Take a look, and please jump on in with both feet to respond if you have something valuable to contribute. I know that I could not have been as comprehensive as possible, though I’m glad Mr. White feels that my original response “is the most reasonable-sounding objection to our work from the animal-rights position I have ever seen,” but perhaps he needs to hear more, because he seems to have glossed over some important details in my original post when writing his bit of PR for the Inspired Protagonist blog.

Seventh Generation recommends giving livestock as a holiday gift to relieve hunger

Seventh Generation has suggested its environmentally-concerned customers contribute to Heifer International, an organization that is deeply problematic for many reasons.

You may want to write to Seventh Generation asking the company to remove Heifer International from their list of ways to make a difference, and to choose a more sustainable and animal-friendly alternative to help people in the developing world, like Food For Life or VegFam.

Refer the company to Global Hunger Alliance, a site that lays out the inefficiencies and inequities of the types of animal production Heifer International is truly concerned about. It would be nice if Seventh Generation would recognize that we should not be increasing the number of mouths to feed on this planet.

I do want to take a moment to address this issue philosophically. There is no area more fraught with trouble for animal activists and vegans than the developing world, where those with plenty are often seen as dictating food choices and values and not understanding the needs and concerns of local peoples.

For instance, in the developing world and especially areas of extreme poverty, animals are seen as far more valuable and reliable than plant agriculture, to the point that they are seen as currency.
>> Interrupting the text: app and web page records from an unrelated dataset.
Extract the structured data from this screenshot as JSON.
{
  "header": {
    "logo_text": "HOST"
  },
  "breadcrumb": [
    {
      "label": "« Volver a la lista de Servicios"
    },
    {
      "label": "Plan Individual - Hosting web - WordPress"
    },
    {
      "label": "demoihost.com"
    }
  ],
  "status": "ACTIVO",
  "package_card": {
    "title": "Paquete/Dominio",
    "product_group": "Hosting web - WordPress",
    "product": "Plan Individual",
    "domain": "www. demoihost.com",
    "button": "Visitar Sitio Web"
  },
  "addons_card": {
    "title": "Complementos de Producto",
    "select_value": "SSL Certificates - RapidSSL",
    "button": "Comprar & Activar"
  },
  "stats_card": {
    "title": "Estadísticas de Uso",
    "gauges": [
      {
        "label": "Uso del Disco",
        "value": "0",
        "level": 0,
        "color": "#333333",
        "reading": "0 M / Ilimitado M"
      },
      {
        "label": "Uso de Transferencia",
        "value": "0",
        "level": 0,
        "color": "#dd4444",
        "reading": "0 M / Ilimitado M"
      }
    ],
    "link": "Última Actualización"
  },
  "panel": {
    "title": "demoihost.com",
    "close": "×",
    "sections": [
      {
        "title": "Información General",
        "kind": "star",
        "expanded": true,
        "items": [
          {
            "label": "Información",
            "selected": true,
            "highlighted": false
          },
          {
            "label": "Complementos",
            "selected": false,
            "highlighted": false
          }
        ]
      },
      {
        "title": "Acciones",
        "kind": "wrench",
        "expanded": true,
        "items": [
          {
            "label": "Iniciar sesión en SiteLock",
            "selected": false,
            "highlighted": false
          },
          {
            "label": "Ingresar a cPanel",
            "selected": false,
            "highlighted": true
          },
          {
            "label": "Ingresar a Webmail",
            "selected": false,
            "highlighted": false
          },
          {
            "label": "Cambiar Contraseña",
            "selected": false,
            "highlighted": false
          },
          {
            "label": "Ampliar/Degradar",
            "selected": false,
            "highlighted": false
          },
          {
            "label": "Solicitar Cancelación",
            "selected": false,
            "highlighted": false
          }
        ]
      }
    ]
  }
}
This is particularly true in climates where droughts are common, and plant-based agriculture is not well-developed (though one questions why modern science hasn’t made efforts to reclaim this land).

But the FAO, while acknowledging the detrimental impact of livestock on the environment, states the following:

the livestock sector is socially and politically very significant in developing countries: it provides food and income for one billion of the world’s poor, especially in dry areas, where livestock are often the only source of livelihoods. “Since livestock production is an expression of the poverty of people who have no other options,” FAO says, “the huge number of people involved in livestock for lack of alternatives, particularly in Africa and Asia, is a major consideration for policy makers.”

(italics mine)

Everything I’ve ever read about trying to address animal concerns in those climates has demonstrated an uphill battle for animal advocates, usually with well-meaning people arguing that the activists care more about animals than people, and they often take an intractable position once they’ve made up their minds about that.

I do have difficulty understanding why they are so resistant to the notion that one can help both non-humans and humans at the same time.

I agree with HI’s stated goals, that our humanitarian aid should increase self-sufficiency, rather than relying on handouts to fight hunger, teaching techniques for working with one’s environment, and inspiring self-reliance, but one can do this without exploiting animals or taxing the environment. Granted, on a small scale, the environmental impact is geared to be positive, but the ultimate goal of organizations like HI — with which I emphatically do not agree — is to create large markets for livestock around the world, which leads inevitably and unsustainably to factory farming.

We need not support animal exploitation while helping people, whether we want to support vegan hunger relief organizations like Food For Life, desert reclamation projects, or other ingenuous innovations, and Seventh Generation could be an important part of that, with our encouragement.

The online form to contact Seventh Generation is meant for questions, even though it allows for comments, and they require you to choose options to help them route your question, none of which really suit comments related to their giving list. You may want to mail a hard copy, call, or fax the company at:

Seventh Generation, Inc.
60 Lake Street
Burlington, VT 05401-5218
802-658-3773
802-658-1771 (fax)
800-456-1191 (toll free)